I believe New York City is the center of the universe, of course.
However, in the summer my family and I travel to other places to find out whether that is still true, and my belief becomes an educated assumption. This year we explored some truly amazing places. The praise goes something like this: “If we weren’t in New York, we would be here, in Portland, Oregon,” (or Detroit, Michigan; maybe Los Angeles, California). Here is my report from one of these truly amazing cities and its concept of innovation—as always, my guiding question is: why should the world take notice today? I try to find concepts and ideas that will come to the world tomorrow. Equally importantly, I try to find what makes people, ideas, and concepts successful in the twenty-first century.
“The Detroit of [insert any impoverished region],” has become a common phrase. The German daily newspaper, FAZ, recently wrote a feature article about Oberhausen, a poor region in the north west of the country. The paper called the city “The Detroit of Germany”—Detroit has become the global synonym for a failed city. Little is known about the current progress and rebirth of this US city and its manufacturing. Veteran journalist John Gallagher, who has been covering the urban developments in Detroit for more than 25 years, wrote in his book Revolution Detroit that, “Detroit is the new Berlin.” Meaning it is a city that reinvents itself as the cultural and economic hub of the region. Reason enough for us to take a closer look.
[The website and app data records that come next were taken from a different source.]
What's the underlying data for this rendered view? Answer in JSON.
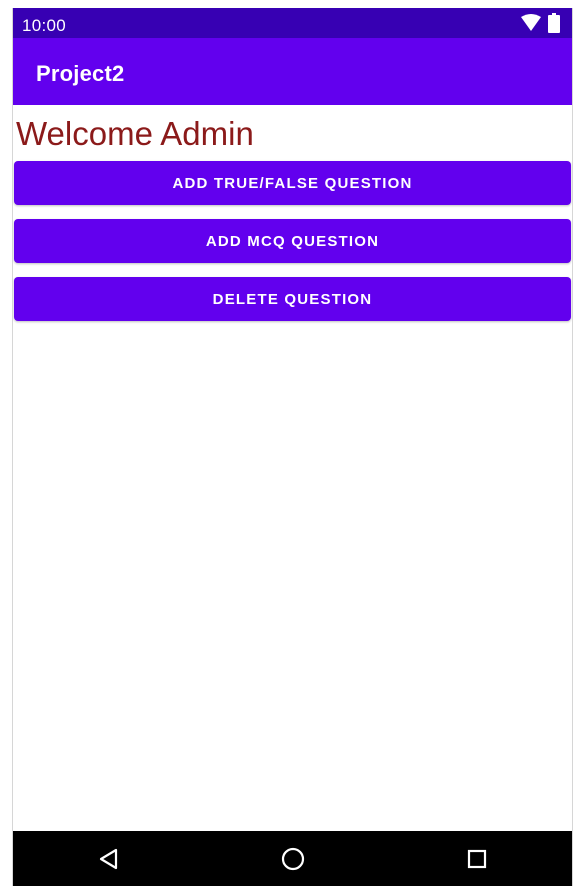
{
  "status_bar": {
    "time": "10:00",
    "icons": [
      "wifi-icon",
      "battery-icon"
    ]
  },
  "app_bar": {
    "title": "Project2"
  },
  "main": {
    "welcome_text": "Welcome Admin",
    "buttons": [
      {
        "label": "ADD TRUE/FALSE QUESTION"
      },
      {
        "label": "ADD MCQ QUESTION"
      },
      {
        "label": "DELETE QUESTION"
      }
    ]
  },
  "nav_bar": {
    "icons": [
      "back-icon",
      "home-icon",
      "recents-icon"
    ]
  },
  "colors": {
    "status_bar": "#3700b3",
    "primary": "#6200ee",
    "welcome_text": "#8b1a1a",
    "nav_bar": "#000000"
  }
}
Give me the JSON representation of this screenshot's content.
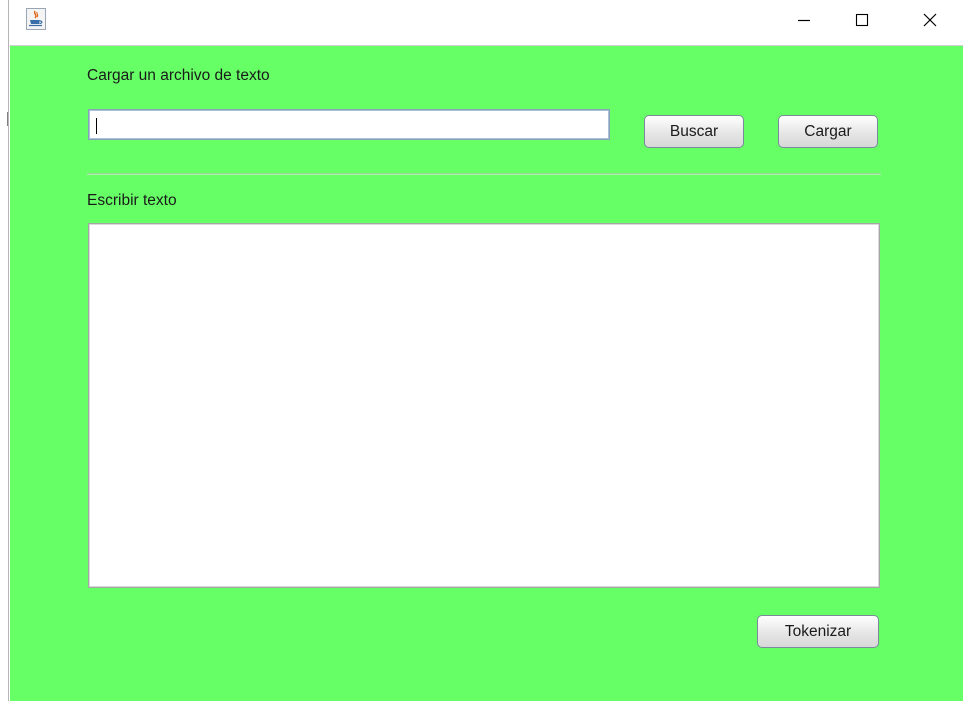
{
  "window": {
    "icon": "java-coffee-icon",
    "controls": {
      "minimize_glyph": "—",
      "maximize_glyph": "☐",
      "close_glyph": "✕"
    }
  },
  "colors": {
    "background": "#66ff66",
    "button_border": "#7a8a9a",
    "field_border": "#8aa0b8"
  },
  "load_section": {
    "label": "Cargar un archivo de texto",
    "path_value": "",
    "path_placeholder": "",
    "browse_button": "Buscar",
    "load_button": "Cargar"
  },
  "write_section": {
    "label": "Escribir texto",
    "text_value": ""
  },
  "actions": {
    "tokenize_button": "Tokenizar"
  }
}
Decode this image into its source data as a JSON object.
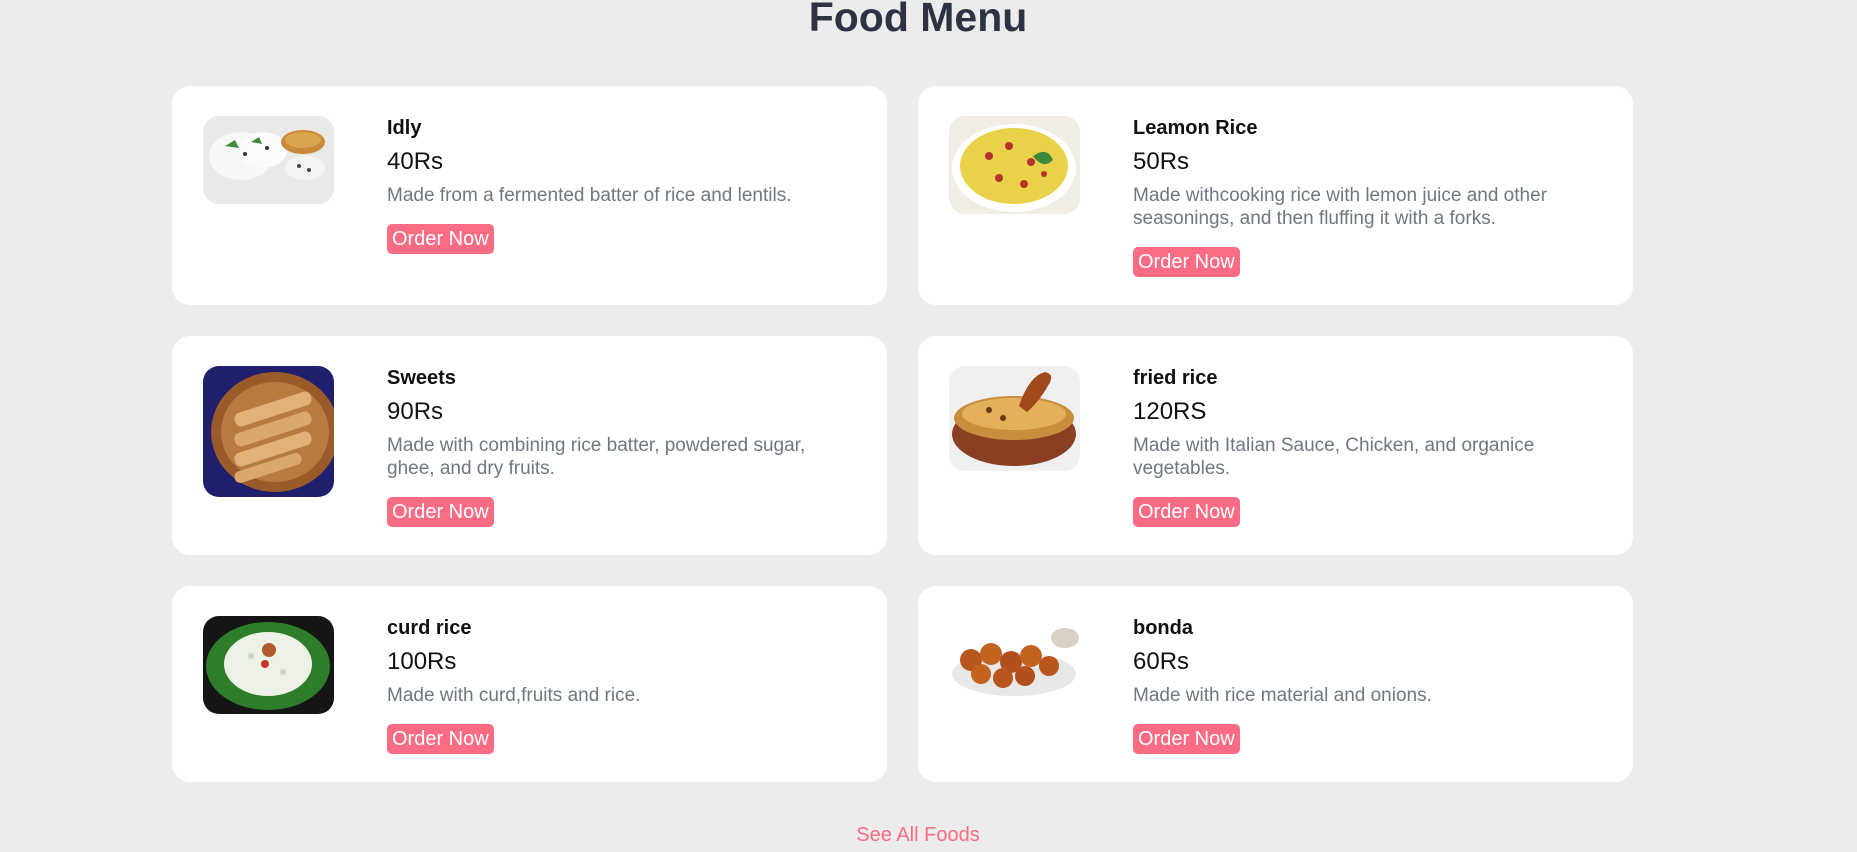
{
  "header": {
    "title": "Food Menu"
  },
  "menu": {
    "items": [
      {
        "name": "Idly",
        "price": "40Rs",
        "description": "Made from a fermented batter of rice and lentils.",
        "order_label": "Order Now",
        "image_icon": "idly-photo-icon"
      },
      {
        "name": "Leamon Rice",
        "price": "50Rs",
        "description": "Made withcooking rice with lemon juice and other seasonings, and then fluffing it with a forks.",
        "order_label": "Order Now",
        "image_icon": "lemon-rice-photo-icon"
      },
      {
        "name": "Sweets",
        "price": "90Rs",
        "description": "Made with combining rice batter, powdered sugar, ghee, and dry fruits.",
        "order_label": "Order Now",
        "image_icon": "sweets-photo-icon"
      },
      {
        "name": "fried rice",
        "price": "120RS",
        "description": "Made with Italian Sauce, Chicken, and organice vegetables.",
        "order_label": "Order Now",
        "image_icon": "fried-rice-photo-icon"
      },
      {
        "name": "curd rice",
        "price": "100Rs",
        "description": "Made with curd,fruits and rice.",
        "order_label": "Order Now",
        "image_icon": "curd-rice-photo-icon"
      },
      {
        "name": "bonda",
        "price": "60Rs",
        "description": "Made with rice material and onions.",
        "order_label": "Order Now",
        "image_icon": "bonda-photo-icon"
      }
    ]
  },
  "footer": {
    "see_all_label": "See All Foods"
  },
  "colors": {
    "background": "#ececec",
    "card": "#ffffff",
    "accent": "#fa6b84",
    "title": "#2d3342",
    "description": "#6f7780"
  }
}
It is still a long way to prosperity, and success will certainly look different in the twenty-first century, but I was impressed with the pockets of the “New Detroit” that I found. Driven by a sense of community, a fighting spirit, a drive for building things, and the unbroken willingness to turn things around, people in Detroit are developing something unique. Art and fashion are leading the way. The new Detroit is expressed well in two fashion brands: Detroit vs. Everybody and DITNB, which stands for Detroit Is the New Black. Here are a couple more examples that express the “New Detroit” which I believe are worth taking notice of.
Now in its second year, the Techstars Mobility Accelerator is Detroit’s answer to the shift from a car culture in the US to a culture of diverse and ubiquitous mobility options. Twelve startups, together with several large corporations including Ford and MunichRE, work from the Techstars office at the iconic Ford Field—a Detroit entertainment and sports center. What makes Techstars in Detroit stand out from other accelerators is this: the whole city seems to embrace, welcome, and support the Techstars companies. This results in each startup having more than ten meetings each day with mentors, investors, supporters, and the city’s business community.
Midtown Detroit and Shinola
The “New Detroit” is nowhere more vibrant than in midtown Detroit. Within a few square miles you will find a Whole Foods (the affluent grocery store that brings up real estate prices around it), the Detroit Art Center, artisan bakeries and breweries, as well as Shinola’s flagship store on West Cranfield. Why do we care about Shinola? It is probably the US’ biggest experiment in retail and branding. Called “The world’s most authentic fake brand” by Inc. magazine, Shinola combines unique consumer insights and the bold idea of bringing back US manufacturing with people and profit. The Detroit flagship store invites you to shop. Even if you don’t need a bicycle, a dog leash, a watch, or flowers, it’s hard to walk out empty-handed, because the store makes offline buying fun again. I ended up with my 15th or so pen and notebook, but it is a Shinola pen and notebook. The world needs to take notice, because the 400 employees are a testimony that the traditional approach to business still works in the digital age: have an idea, develop a concept, test it, and implement it flawlessly. According to the Huffington Post, Shinola aims to be profitable in 2018.
The Eastern Market deserves a special mention, and along with Shinola it is a testament of the importance of physical retail. Technically, the Eastern Market is an almost ordinary farmers market, but it stands for the city’s progress. Every Saturday morning the Eastern Market becomes the center of the metropolis with Detroiters shopping for groceries and enjoying some of the best local food.
Driven by the comeback of the US automotive industry in past few years, Detroit seems back on track to becoming an attractive city where urban people want to live and work. For everyone caring about economic development, good governance, and modern business development, Detroit is a sobering experience and worth a deeper look now.